RECORDS PROVIDED
:::

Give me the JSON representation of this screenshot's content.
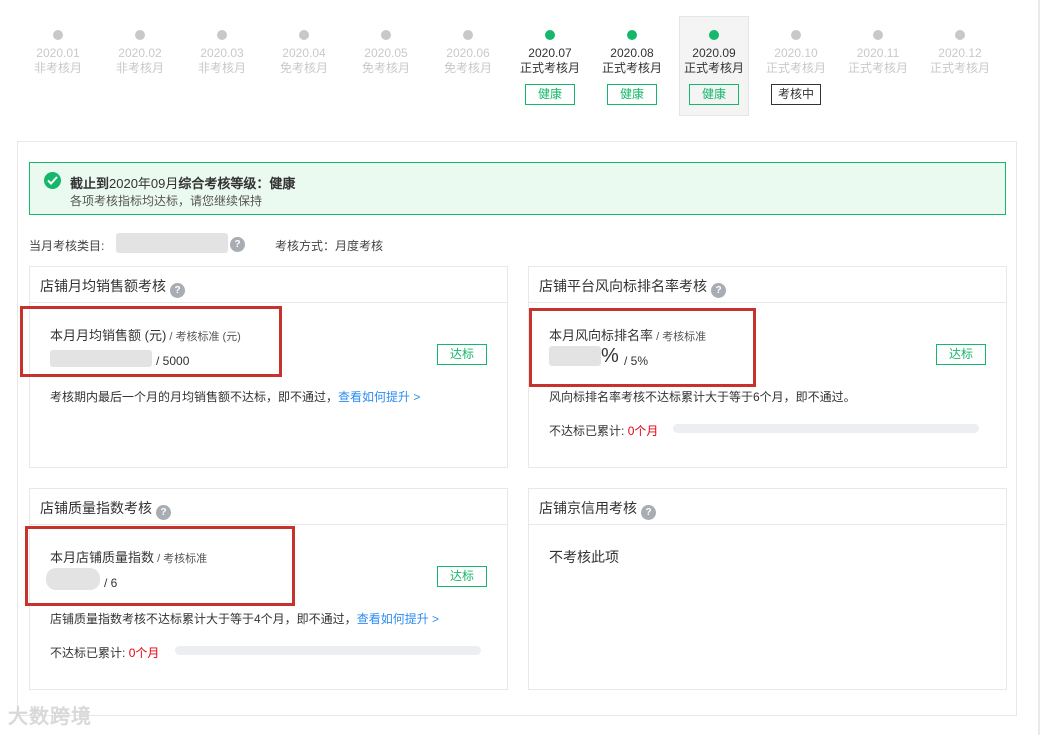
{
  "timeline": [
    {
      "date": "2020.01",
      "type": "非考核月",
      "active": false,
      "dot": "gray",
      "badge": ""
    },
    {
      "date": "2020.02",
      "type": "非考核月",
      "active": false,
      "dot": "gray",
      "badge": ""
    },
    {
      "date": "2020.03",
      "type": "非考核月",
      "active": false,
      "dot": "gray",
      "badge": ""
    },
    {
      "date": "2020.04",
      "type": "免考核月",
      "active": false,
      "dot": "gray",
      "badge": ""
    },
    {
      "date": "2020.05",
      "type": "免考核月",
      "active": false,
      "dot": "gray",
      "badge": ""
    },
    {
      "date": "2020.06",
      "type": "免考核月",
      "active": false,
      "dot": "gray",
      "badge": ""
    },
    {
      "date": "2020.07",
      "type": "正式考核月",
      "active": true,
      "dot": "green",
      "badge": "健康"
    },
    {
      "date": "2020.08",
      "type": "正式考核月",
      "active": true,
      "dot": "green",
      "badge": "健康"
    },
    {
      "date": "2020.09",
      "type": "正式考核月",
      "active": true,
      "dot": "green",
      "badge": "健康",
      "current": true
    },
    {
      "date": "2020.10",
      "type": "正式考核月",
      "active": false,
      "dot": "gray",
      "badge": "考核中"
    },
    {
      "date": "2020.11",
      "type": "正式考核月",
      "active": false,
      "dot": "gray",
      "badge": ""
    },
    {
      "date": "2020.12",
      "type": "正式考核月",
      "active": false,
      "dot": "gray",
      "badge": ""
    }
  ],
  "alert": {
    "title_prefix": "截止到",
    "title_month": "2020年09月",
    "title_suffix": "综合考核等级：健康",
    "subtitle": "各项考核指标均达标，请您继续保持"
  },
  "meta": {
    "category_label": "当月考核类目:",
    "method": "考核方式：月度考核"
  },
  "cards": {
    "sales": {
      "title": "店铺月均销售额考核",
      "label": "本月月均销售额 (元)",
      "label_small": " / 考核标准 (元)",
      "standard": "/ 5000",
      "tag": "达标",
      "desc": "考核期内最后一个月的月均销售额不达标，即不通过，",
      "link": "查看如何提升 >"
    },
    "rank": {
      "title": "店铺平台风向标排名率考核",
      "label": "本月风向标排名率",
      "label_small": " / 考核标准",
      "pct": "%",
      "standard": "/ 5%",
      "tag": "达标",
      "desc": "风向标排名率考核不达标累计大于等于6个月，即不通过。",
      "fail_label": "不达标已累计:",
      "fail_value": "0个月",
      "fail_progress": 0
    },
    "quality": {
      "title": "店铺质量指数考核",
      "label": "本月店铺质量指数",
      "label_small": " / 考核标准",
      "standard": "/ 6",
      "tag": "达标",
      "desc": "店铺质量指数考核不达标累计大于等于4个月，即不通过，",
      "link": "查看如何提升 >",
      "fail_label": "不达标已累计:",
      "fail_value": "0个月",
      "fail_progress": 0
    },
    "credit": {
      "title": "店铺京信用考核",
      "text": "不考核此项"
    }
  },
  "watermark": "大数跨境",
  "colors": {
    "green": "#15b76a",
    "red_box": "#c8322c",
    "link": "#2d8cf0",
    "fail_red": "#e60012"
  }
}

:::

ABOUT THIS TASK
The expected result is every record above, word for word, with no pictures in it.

RESPONSE BOX
Give me the JSON representation of this screenshot's content.
{
  "timeline": [
    {
      "date": "2020.01",
      "type": "非考核月",
      "active": false,
      "dot": "gray",
      "badge": ""
    },
    {
      "date": "2020.02",
      "type": "非考核月",
      "active": false,
      "dot": "gray",
      "badge": ""
    },
    {
      "date": "2020.03",
      "type": "非考核月",
      "active": false,
      "dot": "gray",
      "badge": ""
    },
    {
      "date": "2020.04",
      "type": "免考核月",
      "active": false,
      "dot": "gray",
      "badge": ""
    },
    {
      "date": "2020.05",
      "type": "免考核月",
      "active": false,
      "dot": "gray",
      "badge": ""
    },
    {
      "date": "2020.06",
      "type": "免考核月",
      "active": false,
      "dot": "gray",
      "badge": ""
    },
    {
      "date": "2020.07",
      "type": "正式考核月",
      "active": true,
      "dot": "green",
      "badge": "健康"
    },
    {
      "date": "2020.08",
      "type": "正式考核月",
      "active": true,
      "dot": "green",
      "badge": "健康"
    },
    {
      "date": "2020.09",
      "type": "正式考核月",
      "active": true,
      "dot": "green",
      "badge": "健康",
      "current": true
    },
    {
      "date": "2020.10",
      "type": "正式考核月",
      "active": false,
      "dot": "gray",
      "badge": "考核中"
    },
    {
      "date": "2020.11",
      "type": "正式考核月",
      "active": false,
      "dot": "gray",
      "badge": ""
    },
    {
      "date": "2020.12",
      "type": "正式考核月",
      "active": false,
      "dot": "gray",
      "badge": ""
    }
  ],
  "alert": {
    "title_prefix": "截止到",
    "title_month": "2020年09月",
    "title_suffix": "综合考核等级：健康",
    "subtitle": "各项考核指标均达标，请您继续保持"
  },
  "meta": {
    "category_label": "当月考核类目:",
    "method": "考核方式：月度考核"
  },
  "cards": {
    "sales": {
      "title": "店铺月均销售额考核",
      "label": "本月月均销售额 (元)",
      "label_small": " / 考核标准 (元)",
      "standard": "/ 5000",
      "tag": "达标",
      "desc": "考核期内最后一个月的月均销售额不达标，即不通过，",
      "link": "查看如何提升 >"
    },
    "rank": {
      "title": "店铺平台风向标排名率考核",
      "label": "本月风向标排名率",
      "label_small": " / 考核标准",
      "pct": "%",
      "standard": "/ 5%",
      "tag": "达标",
      "desc": "风向标排名率考核不达标累计大于等于6个月，即不通过。",
      "fail_label": "不达标已累计:",
      "fail_value": "0个月",
      "fail_progress": 0
    },
    "quality": {
      "title": "店铺质量指数考核",
      "label": "本月店铺质量指数",
      "label_small": " / 考核标准",
      "standard": "/ 6",
      "tag": "达标",
      "desc": "店铺质量指数考核不达标累计大于等于4个月，即不通过，",
      "link": "查看如何提升 >",
      "fail_label": "不达标已累计:",
      "fail_value": "0个月",
      "fail_progress": 0
    },
    "credit": {
      "title": "店铺京信用考核",
      "text": "不考核此项"
    }
  },
  "watermark": "大数跨境",
  "colors": {
    "green": "#15b76a",
    "red_box": "#c8322c",
    "link": "#2d8cf0",
    "fail_red": "#e60012"
  }
}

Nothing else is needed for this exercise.